On April 3, 2017, the United States Supreme Court delivered an opinion in which it discussed the authority of the Equal Employment Opportunity Commission (“EEOC”), under Title VII of the Civil Rights Act of 1964 (“Title VII”), to issue a subpoena to obtain evidence from an employer that is relevant to its investigation of a charge of employment discrimination. McLane Company, Inc. v. Equal Employment Opportunity Commission, 581 U.S. __ (2017). Title VII prohibits employment discrimination on the basis of race, color, religion, sex or national origin and provides the EEOC with enforcement authority. When a charge of discrimination is filed, the EEOC is required to notify the employer and conduct an investigation of the charge. It is authorized to issue, and seek enforcement from a district court, of a subpoena to obtain documents, data or witness testimony that is relevant to its investigation of the unlawful employment practices alleged in a charge.

This case involved a charge of sex discrimination filed by a female employee, who worked eight years as a “cigarette selector” for a supply-chain services company, until she was fired when she attempted to return from three months’ maternity leave, but failed a physical evaluation. She claimed that the company unlawfully terminated her employment because of her gender. In connection with her charge, the EEOC issued subpoenas to the company for basic information about other employees who were required to take the same evaluation. The EEOC expanded the scope of the subpoenas, both geographically, to cover the company’s nationwide use of the evaluation, and substantively, to investigate potential age discrimination arising from the use of the evaluation (pursuant to a related age discrimination charge filed by the EEOC itself). After the company refused to comply with the subpoenas, the EEOC filed an enforcement action in federal district court. The district judge declined to enforce the subpoenas, on the ground that the information sought was not relevant. On appeal, the Ninth Circuit reversed. The U.S. Supreme Court granted certiorari to resolve the disagreement between the federal appellate courts over the appropriate standard of review for the decision whether to enforce an EEOC subpoena. It held that a district court’s decision whether to enforce or quash an EEOC subpoena should be reviewed for abuse of discretion, not de novo.

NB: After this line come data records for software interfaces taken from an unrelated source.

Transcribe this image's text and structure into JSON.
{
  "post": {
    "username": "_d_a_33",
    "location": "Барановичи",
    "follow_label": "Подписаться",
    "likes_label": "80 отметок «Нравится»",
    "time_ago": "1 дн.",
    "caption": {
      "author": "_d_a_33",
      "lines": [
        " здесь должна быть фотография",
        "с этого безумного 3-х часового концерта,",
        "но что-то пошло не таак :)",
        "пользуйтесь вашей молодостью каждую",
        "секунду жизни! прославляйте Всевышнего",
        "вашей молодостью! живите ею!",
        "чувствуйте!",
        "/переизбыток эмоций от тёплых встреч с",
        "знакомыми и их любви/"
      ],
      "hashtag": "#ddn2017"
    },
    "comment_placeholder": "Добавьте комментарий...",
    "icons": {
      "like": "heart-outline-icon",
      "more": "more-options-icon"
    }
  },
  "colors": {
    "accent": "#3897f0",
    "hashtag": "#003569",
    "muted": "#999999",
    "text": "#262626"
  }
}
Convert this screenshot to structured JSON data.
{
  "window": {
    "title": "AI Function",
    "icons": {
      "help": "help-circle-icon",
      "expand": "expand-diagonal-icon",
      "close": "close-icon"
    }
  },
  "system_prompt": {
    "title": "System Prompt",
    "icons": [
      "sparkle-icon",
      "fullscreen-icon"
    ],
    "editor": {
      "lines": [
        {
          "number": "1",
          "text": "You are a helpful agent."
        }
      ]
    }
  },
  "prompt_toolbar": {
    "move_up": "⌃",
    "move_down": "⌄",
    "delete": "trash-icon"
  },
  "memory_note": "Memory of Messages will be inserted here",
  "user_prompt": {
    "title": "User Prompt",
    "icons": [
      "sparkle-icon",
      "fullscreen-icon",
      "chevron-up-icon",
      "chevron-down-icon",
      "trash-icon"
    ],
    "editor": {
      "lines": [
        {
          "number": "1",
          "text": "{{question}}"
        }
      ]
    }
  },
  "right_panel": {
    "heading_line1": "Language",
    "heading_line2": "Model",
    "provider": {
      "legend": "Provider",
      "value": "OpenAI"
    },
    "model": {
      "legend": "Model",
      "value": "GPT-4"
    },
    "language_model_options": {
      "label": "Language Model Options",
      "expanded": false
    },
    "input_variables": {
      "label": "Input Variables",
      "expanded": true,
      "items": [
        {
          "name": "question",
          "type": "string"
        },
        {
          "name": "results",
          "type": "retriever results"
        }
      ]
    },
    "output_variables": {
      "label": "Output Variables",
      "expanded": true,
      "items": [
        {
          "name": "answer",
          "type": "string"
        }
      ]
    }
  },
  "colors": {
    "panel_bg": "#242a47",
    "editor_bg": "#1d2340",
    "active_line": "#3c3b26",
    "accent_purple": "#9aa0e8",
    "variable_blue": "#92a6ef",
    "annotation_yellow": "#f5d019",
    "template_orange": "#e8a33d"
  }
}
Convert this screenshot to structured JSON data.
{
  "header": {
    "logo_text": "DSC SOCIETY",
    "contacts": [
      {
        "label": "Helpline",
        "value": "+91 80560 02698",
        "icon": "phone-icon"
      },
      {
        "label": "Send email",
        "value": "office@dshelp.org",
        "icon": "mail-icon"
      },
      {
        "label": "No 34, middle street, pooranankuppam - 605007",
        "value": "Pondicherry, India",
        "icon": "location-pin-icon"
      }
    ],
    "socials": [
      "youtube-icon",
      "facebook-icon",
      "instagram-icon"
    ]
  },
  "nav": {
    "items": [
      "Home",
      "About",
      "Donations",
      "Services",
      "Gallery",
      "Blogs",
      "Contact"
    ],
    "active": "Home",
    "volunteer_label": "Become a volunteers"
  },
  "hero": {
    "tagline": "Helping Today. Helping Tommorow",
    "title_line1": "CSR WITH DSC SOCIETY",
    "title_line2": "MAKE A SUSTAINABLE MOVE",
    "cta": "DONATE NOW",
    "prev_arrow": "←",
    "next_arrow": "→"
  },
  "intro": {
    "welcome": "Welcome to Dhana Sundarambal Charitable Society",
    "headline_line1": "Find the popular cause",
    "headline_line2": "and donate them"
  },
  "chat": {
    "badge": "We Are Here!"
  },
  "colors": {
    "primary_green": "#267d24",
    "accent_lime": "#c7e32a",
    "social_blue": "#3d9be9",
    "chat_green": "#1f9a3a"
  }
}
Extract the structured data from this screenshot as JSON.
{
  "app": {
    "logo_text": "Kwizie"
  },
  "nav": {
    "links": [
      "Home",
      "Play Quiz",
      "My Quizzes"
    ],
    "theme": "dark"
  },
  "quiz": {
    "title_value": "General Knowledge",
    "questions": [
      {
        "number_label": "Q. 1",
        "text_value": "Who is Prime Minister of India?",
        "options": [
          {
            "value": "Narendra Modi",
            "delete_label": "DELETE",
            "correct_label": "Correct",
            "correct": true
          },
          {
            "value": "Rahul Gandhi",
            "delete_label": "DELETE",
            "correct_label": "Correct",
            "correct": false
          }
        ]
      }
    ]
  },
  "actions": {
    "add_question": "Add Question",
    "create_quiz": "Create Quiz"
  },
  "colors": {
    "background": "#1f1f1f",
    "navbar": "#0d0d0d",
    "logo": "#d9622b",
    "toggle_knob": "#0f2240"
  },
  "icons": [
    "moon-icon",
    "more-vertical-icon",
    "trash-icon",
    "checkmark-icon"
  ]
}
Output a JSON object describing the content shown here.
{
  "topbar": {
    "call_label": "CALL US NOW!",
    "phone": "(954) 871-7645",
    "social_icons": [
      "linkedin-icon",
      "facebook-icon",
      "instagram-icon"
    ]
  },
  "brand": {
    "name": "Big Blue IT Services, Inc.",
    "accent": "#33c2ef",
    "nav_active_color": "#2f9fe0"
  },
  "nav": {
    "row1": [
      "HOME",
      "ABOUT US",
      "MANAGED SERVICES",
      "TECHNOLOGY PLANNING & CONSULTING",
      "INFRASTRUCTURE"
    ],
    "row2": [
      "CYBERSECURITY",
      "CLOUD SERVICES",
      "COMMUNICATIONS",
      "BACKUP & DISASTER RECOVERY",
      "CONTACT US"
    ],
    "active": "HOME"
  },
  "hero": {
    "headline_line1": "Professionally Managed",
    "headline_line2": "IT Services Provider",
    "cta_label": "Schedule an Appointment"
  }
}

This brand new Supreme Court opinion also illustrates the subpoena power of the EEOC to obtain a broad range of information from employers based solely upon a single charge of discrimination.